I ran the numbers and they put the question to rest. Glen-L's plans state that the hull weight should be about 500 lb.. I assume this means the hull and just the hull. No seats, wiring, bilge pump, instruments, steering cable, cleats, etc. - just the bare hull. That's a tough number for me to generate at this point. I have all this stuff and more installed so my weight will have to have it included. I did pull some items out. These are the things that although aren't part of the hull are ALWAYS onboard. Equipment like, life jackets, 1st aide kit, tool kit, spare prop, anchor, portapotty, berth cushions, fenders, mooring lines, VHF radio, depth sounder, hats, sunscreen, etc. Altogether it came up to about 75 lb.! Also remember the engine was off. There was about 60 lb of fuel and a 35 lb battery onboard I did not remove. So, if I subtract these the calculator puts the weight about 900 lb.. That's a lot more than 500 lb. but again this is with the seats, steering cable, engine controls, wiring, etc.
So lets go the other way. What is the normal weight when under way. I add everything back in plus 200 lb for the outboard, 325 lb passenger weight, half tank fuel (95 lb.), and throw in another 15 lb for cooler, refreshments, beach chairs, etc. This puts the normal operating weight at 1650 lb.. I wanted to establish this figure just to see how it compared to the "Planing Boat Speed Chart" on Glen-L's web page. The numbers look like this - 1650 / 50 = 33 (weight divided by HP = factor). Moving up the chart at 33 shows the projected maximum speed to be 30 mph and that's very close to what I am getting. Interesting!
Now just for the heck of it let's see what happens if I was lighter. Let's say that I am 250 lb. over weight (probably a fair guess). So that is 1400 / 50 = 28. Run that up the chart and it shows my top speed should have been 33 mph. That's a 3 miles per hour loss on top end because excess weight.
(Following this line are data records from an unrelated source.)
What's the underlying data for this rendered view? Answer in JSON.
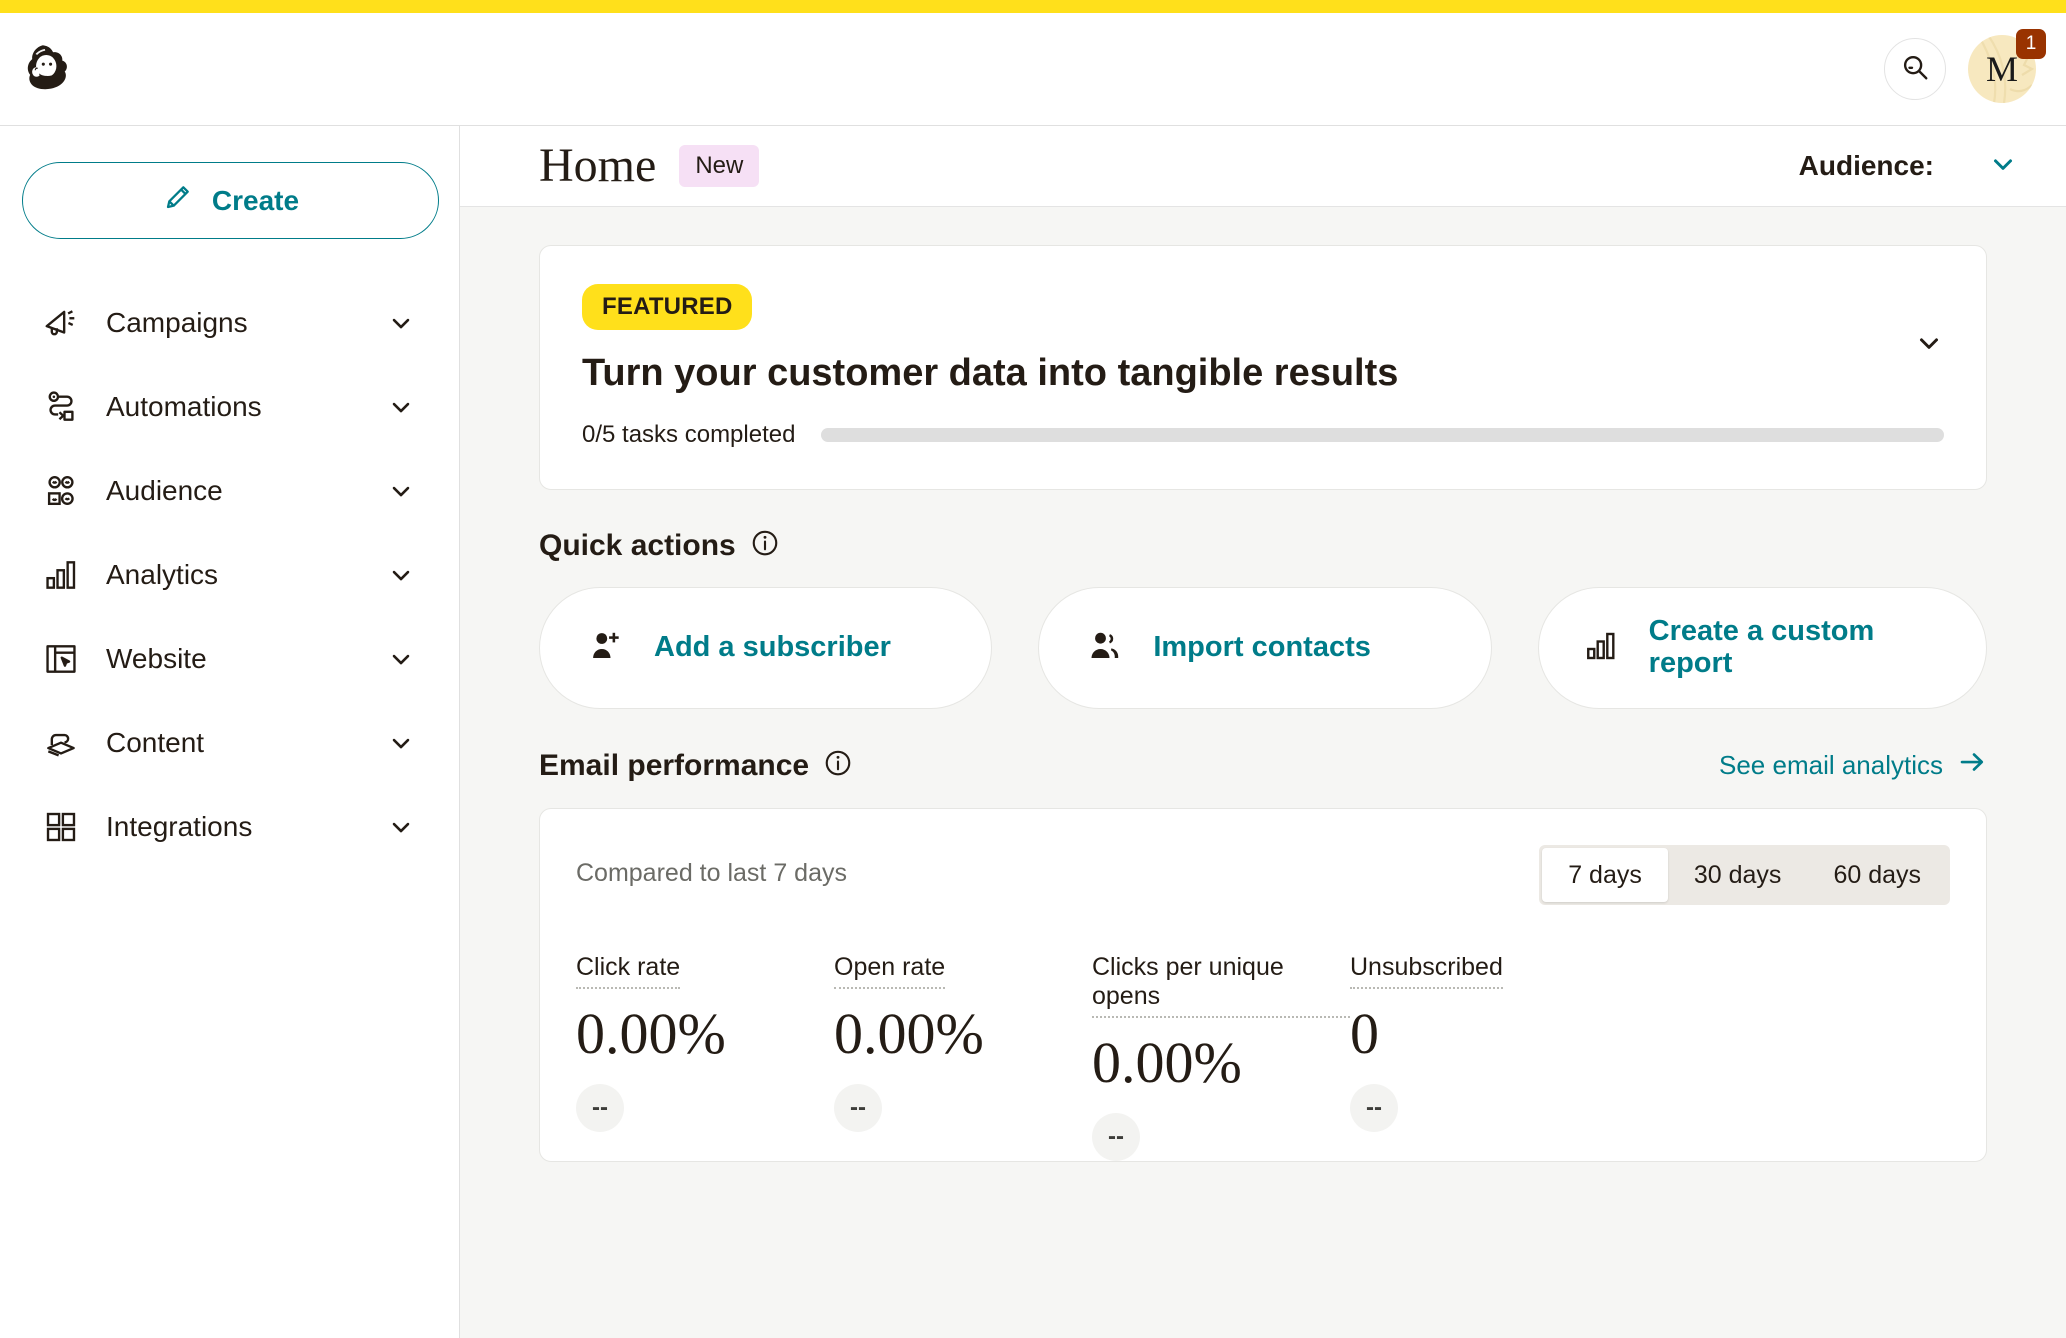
{
  "colors": {
    "brand_yellow": "#FFE01B",
    "brand_teal": "#007c89",
    "badge_red": "#993300",
    "pill_new_bg": "#f6e0f5",
    "page_bg": "#f6f6f4"
  },
  "topbar": {
    "logo_name": "mailchimp-logo",
    "search_icon": "search-icon",
    "avatar_initial": "M",
    "notification_count": "1"
  },
  "sidebar": {
    "create_label": "Create",
    "create_icon": "pencil-icon",
    "items": [
      {
        "label": "Campaigns",
        "icon": "megaphone-icon"
      },
      {
        "label": "Automations",
        "icon": "automation-path-icon"
      },
      {
        "label": "Audience",
        "icon": "people-group-icon"
      },
      {
        "label": "Analytics",
        "icon": "bar-chart-icon"
      },
      {
        "label": "Website",
        "icon": "website-cursor-icon"
      },
      {
        "label": "Content",
        "icon": "content-stack-icon"
      },
      {
        "label": "Integrations",
        "icon": "grid-squares-icon"
      }
    ]
  },
  "page_header": {
    "title": "Home",
    "badge": "New",
    "audience_label": "Audience:",
    "audience_value": "",
    "chevron_icon": "chevron-down-icon"
  },
  "featured": {
    "tag": "FEATURED",
    "title": "Turn your customer data into tangible results",
    "tasks_text": "0/5 tasks completed",
    "tasks_completed": 0,
    "tasks_total": 5,
    "progress_percent": 0,
    "collapse_icon": "chevron-down-icon"
  },
  "quick_actions": {
    "title": "Quick actions",
    "info_icon": "info-circle-icon",
    "cards": [
      {
        "label": "Add a subscriber",
        "icon": "user-plus-icon"
      },
      {
        "label": "Import contacts",
        "icon": "users-icon"
      },
      {
        "label": "Create a custom report",
        "icon": "bar-chart-icon"
      }
    ]
  },
  "email_performance": {
    "title": "Email performance",
    "info_icon": "info-circle-icon",
    "see_analytics_label": "See email analytics",
    "see_analytics_icon": "arrow-right-icon",
    "compared_text": "Compared to last 7 days",
    "ranges": [
      {
        "label": "7 days",
        "active": true
      },
      {
        "label": "30 days",
        "active": false
      },
      {
        "label": "60 days",
        "active": false
      }
    ],
    "metrics": [
      {
        "label": "Click rate",
        "value": "0.00%",
        "delta": "--"
      },
      {
        "label": "Open rate",
        "value": "0.00%",
        "delta": "--"
      },
      {
        "label": "Clicks per unique opens",
        "value": "0.00%",
        "delta": "--"
      },
      {
        "label": "Unsubscribed",
        "value": "0",
        "delta": "--"
      }
    ]
  }
}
Originally the engine set a little high on the transom. With the reshaping of the bottom I decided to go ahead and lower the outboard to exactly 20". I cut out the top of the transom, re-glassed the surface and set it down.
I also decided that I wanted to place a valve in the 3/4" fuel line that connects the two tanks. I have noticed that when using the CS by myself it tends to list slightly to the starboard when underway because of my weight. It seems that the fuel is then flowing to the low side which in turn makes the listing worse. By placing a valve in the line I can stop the flow. Also it will allow me to use the fuel weight to my advantage. By pulling fuel from only one tank I should be able to balance the load. If I have two on board I can just open the valve and equalize the amount of fuel in each side.
This created another small problem. I have only one analog
fuel gauge and it is in the starboard tank. I want to be able to
monitor the other tank too so I decided to add another sending unit in
the port tank. Not wanting to add a second gauge I just wired in
a toggle switch on the instrument panel. It allows me to check each tank
by throwing the switch to the right or left.